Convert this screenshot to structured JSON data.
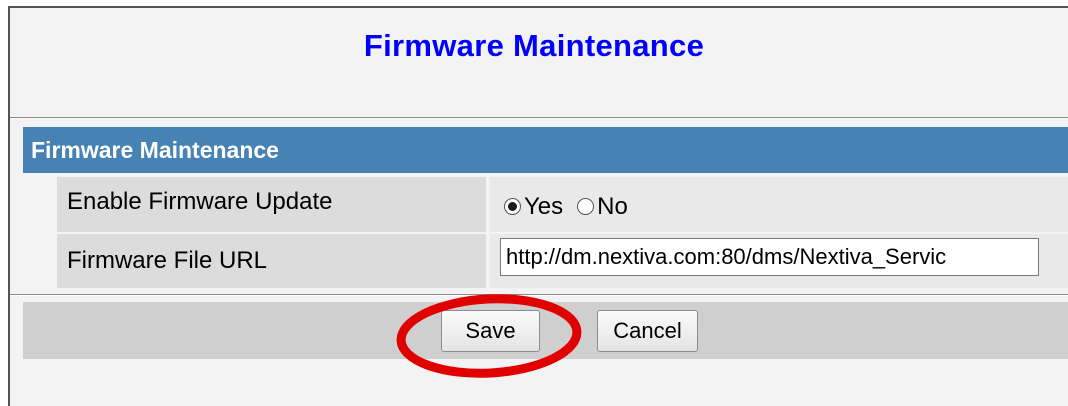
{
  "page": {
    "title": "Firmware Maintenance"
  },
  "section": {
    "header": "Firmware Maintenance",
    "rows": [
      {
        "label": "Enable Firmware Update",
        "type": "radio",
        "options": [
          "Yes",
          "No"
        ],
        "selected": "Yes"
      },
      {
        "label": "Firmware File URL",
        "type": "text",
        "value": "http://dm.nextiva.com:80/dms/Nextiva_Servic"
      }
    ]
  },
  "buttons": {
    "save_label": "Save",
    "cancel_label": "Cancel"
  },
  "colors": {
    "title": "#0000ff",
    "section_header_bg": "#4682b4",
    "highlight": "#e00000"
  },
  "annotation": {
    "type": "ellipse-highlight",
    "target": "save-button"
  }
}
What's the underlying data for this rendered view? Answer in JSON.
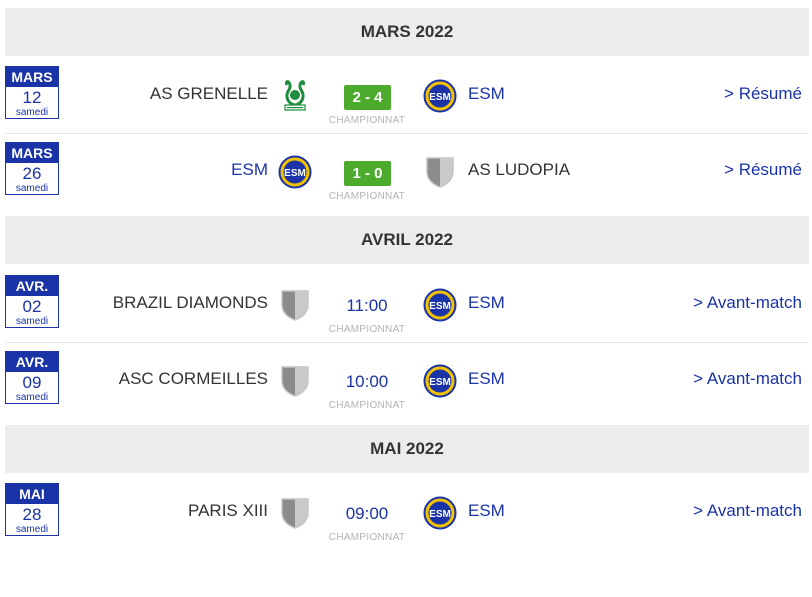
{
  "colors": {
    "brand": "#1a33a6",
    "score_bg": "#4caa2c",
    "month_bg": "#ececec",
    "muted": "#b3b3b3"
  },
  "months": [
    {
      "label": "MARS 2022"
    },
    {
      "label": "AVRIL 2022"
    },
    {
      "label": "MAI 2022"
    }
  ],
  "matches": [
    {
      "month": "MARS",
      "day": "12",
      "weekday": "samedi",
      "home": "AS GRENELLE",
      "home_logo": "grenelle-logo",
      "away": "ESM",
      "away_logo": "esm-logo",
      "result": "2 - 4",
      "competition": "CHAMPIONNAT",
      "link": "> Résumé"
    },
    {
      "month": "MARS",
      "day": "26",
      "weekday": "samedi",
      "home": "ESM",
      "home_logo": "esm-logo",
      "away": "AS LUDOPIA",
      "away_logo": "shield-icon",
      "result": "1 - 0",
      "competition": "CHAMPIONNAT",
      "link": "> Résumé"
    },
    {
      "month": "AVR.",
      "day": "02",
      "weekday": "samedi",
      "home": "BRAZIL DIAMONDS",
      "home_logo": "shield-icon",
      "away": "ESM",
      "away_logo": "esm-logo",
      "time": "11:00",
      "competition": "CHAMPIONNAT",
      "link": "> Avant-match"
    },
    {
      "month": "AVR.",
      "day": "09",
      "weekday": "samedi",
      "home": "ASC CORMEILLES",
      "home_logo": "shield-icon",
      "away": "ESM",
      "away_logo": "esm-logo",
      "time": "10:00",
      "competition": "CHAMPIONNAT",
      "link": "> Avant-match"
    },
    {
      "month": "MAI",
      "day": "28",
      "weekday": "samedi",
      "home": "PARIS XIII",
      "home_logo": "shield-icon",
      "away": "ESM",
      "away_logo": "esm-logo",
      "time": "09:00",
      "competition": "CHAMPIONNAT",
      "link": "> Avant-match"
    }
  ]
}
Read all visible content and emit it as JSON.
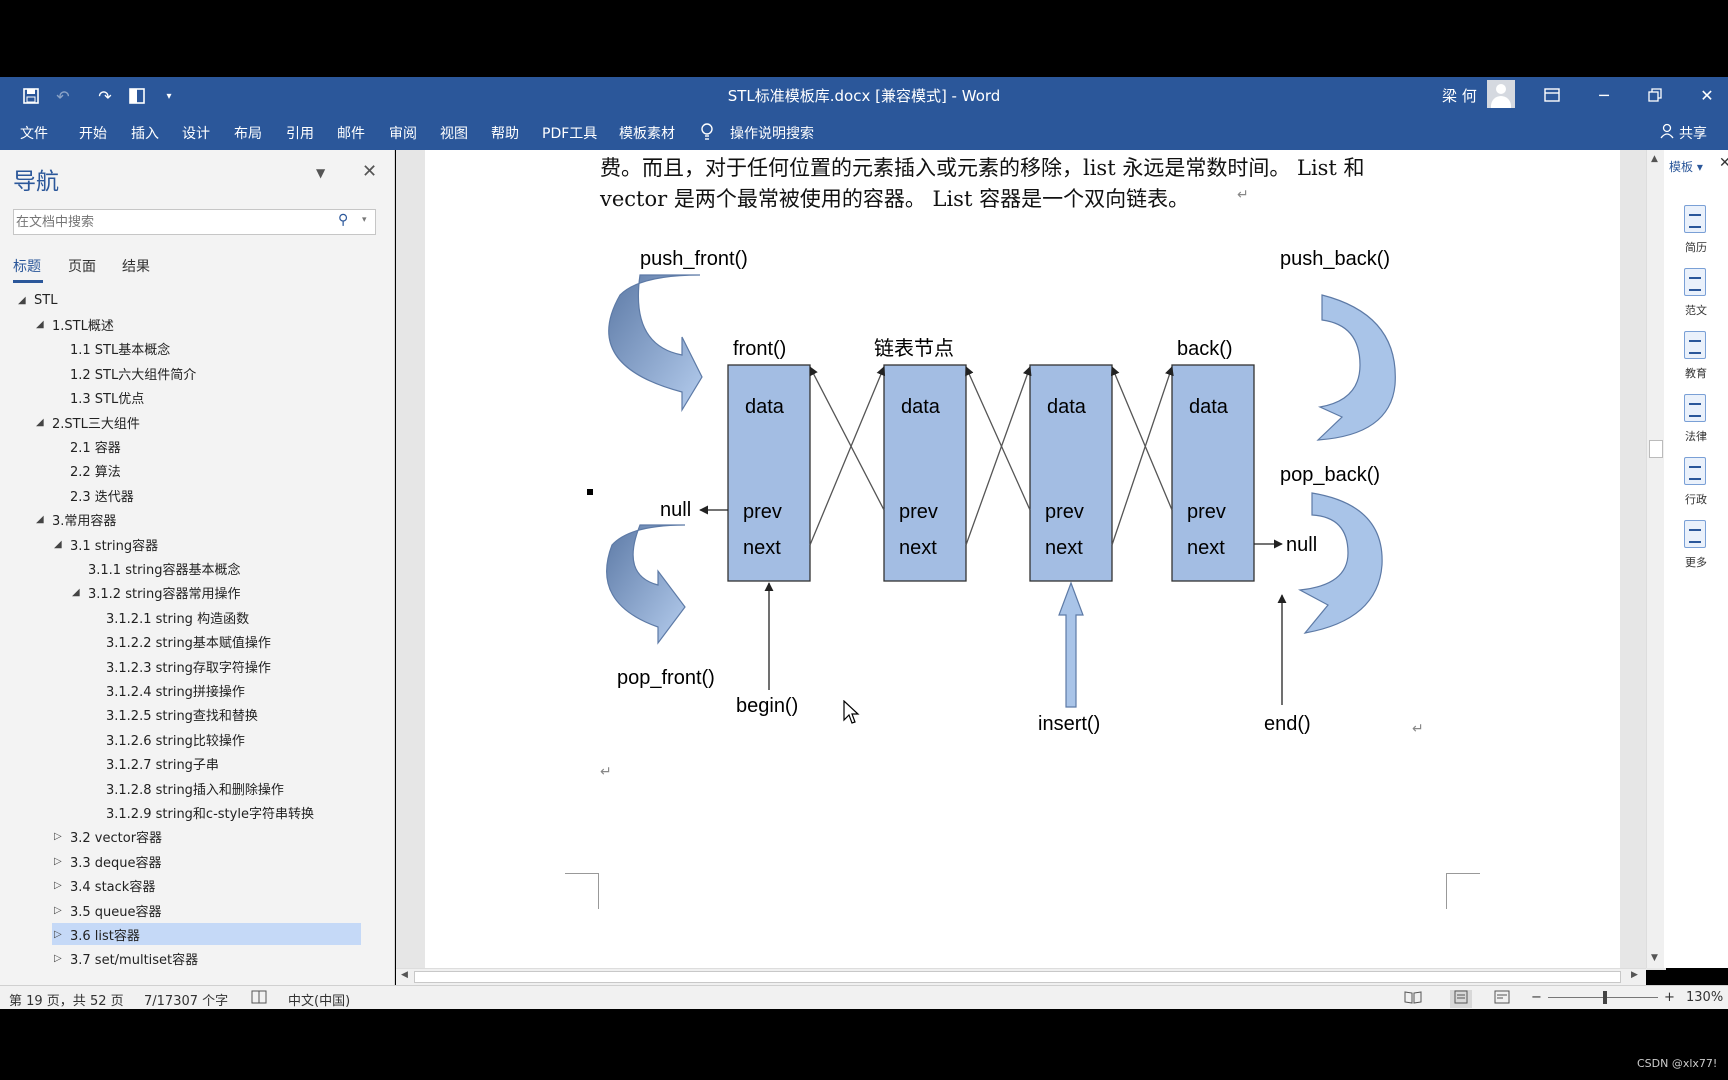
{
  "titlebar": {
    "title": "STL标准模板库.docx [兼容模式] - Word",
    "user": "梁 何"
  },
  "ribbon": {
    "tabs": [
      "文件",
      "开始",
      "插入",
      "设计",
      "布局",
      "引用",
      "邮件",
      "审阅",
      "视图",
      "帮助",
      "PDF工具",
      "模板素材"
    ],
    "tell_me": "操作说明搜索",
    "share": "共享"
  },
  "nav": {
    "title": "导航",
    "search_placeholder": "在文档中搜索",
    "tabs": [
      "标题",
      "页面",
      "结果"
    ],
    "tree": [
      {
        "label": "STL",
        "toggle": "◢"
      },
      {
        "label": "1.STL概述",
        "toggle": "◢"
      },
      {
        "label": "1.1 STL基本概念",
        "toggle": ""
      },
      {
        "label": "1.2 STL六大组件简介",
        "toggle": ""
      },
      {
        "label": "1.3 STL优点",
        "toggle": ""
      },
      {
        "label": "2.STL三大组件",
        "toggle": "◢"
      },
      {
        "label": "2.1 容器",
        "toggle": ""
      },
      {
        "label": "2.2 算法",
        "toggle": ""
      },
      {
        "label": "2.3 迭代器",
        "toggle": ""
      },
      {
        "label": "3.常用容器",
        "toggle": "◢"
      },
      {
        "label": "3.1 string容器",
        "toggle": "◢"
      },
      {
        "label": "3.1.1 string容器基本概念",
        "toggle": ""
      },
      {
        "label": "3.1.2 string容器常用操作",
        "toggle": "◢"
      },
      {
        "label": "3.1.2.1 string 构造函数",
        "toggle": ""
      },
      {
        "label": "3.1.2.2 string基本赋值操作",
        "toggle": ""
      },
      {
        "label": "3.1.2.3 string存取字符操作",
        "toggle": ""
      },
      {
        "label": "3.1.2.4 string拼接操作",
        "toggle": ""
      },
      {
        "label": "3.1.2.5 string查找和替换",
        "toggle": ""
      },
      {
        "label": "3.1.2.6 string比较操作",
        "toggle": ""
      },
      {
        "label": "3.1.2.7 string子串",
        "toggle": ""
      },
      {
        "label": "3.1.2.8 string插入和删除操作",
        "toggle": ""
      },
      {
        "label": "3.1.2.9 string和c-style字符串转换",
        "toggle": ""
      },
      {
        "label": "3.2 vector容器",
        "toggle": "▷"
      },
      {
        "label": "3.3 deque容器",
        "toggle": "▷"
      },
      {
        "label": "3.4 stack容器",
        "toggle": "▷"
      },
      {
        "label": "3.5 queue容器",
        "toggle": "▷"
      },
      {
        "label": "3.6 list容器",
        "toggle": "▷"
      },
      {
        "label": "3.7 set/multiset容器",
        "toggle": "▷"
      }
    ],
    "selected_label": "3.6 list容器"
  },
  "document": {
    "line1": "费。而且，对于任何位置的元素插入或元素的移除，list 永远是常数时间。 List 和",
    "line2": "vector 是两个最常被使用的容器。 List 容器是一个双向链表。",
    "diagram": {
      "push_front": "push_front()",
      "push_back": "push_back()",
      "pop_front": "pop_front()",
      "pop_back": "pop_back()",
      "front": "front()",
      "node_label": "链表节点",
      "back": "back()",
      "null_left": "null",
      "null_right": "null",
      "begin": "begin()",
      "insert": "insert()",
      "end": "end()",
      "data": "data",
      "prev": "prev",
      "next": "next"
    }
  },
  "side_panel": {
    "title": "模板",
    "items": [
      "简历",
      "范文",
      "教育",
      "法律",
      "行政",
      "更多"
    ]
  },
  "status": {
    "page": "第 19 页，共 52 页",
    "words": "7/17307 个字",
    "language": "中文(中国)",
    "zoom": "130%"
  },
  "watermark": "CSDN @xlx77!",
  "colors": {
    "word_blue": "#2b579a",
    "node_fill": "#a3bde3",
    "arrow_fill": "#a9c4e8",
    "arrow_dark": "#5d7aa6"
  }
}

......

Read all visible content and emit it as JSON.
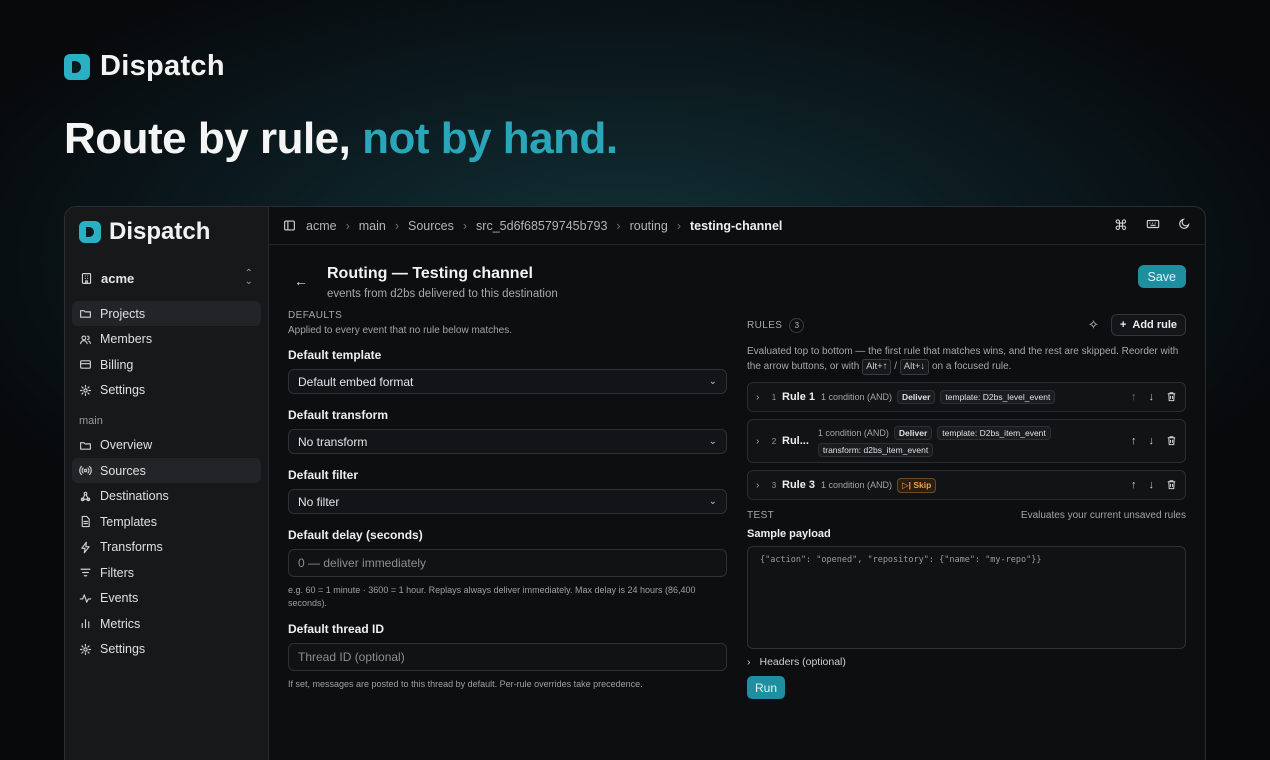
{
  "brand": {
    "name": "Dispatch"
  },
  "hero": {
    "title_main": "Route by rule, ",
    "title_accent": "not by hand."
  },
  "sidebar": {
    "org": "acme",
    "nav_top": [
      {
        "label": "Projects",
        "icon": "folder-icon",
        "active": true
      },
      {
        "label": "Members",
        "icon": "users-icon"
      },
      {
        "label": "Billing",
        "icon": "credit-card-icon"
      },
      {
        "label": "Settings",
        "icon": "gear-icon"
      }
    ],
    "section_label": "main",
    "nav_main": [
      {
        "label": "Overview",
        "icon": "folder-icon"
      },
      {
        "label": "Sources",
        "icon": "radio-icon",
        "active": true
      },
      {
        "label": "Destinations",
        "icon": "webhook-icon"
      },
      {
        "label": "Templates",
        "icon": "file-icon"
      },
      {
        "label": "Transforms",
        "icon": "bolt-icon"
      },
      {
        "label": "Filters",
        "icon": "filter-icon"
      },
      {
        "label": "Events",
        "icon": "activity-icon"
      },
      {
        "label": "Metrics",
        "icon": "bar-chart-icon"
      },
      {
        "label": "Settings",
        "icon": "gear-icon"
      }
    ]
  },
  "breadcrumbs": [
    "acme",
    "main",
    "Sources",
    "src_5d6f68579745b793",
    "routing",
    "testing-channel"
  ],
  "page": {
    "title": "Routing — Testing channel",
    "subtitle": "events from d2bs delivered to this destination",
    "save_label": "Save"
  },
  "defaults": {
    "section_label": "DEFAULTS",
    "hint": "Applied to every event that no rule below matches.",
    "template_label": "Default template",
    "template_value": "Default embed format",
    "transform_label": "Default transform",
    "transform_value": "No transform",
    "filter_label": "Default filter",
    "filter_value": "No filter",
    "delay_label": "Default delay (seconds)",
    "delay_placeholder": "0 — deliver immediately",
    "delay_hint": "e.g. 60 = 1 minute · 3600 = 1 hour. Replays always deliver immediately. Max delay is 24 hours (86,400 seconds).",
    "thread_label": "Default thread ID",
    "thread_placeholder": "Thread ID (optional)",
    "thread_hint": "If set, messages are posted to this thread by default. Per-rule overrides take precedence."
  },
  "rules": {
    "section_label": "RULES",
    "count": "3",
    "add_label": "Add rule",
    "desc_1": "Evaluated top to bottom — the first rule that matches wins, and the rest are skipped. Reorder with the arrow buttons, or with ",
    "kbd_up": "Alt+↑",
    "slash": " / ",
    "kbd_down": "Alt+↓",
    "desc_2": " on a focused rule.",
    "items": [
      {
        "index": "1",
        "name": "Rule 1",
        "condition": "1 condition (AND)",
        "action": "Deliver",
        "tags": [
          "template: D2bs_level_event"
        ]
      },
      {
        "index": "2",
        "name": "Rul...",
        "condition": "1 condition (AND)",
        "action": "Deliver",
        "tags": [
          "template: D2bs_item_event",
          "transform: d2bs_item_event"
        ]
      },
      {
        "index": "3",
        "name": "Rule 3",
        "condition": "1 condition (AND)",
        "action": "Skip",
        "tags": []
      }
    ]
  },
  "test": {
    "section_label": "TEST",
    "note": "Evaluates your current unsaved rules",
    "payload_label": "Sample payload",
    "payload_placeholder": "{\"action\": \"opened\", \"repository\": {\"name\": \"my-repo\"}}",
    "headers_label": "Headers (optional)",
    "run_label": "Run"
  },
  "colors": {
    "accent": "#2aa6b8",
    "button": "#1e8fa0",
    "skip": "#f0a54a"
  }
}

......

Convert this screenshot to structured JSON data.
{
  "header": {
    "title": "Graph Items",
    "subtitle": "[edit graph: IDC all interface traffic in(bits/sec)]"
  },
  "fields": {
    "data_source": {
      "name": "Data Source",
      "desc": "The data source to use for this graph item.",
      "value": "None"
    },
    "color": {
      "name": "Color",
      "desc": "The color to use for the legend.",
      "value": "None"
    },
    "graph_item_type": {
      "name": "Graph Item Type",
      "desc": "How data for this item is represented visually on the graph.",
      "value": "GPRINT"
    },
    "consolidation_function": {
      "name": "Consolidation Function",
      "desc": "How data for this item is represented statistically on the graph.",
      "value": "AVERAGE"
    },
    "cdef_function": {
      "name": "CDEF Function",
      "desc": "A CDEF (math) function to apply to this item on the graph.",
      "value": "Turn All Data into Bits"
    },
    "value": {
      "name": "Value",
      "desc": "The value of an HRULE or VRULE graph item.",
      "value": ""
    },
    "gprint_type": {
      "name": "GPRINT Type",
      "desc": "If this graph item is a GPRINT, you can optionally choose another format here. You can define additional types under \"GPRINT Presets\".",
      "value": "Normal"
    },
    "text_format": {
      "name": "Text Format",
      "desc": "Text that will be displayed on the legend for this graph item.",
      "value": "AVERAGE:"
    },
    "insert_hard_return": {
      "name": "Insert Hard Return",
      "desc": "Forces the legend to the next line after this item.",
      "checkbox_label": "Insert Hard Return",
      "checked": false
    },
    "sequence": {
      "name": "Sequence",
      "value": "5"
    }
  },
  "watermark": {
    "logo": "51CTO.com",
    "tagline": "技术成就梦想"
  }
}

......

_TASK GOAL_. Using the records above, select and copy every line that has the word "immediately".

_TASK RESPONSE_.
    "delay_placeholder": "0 — deliver immediately",
    "delay_hint": "e.g. 60 = 1 minute · 3600 = 1 hour. Replays always deliver immediately. Max delay is 24 hours (86,400 seconds).",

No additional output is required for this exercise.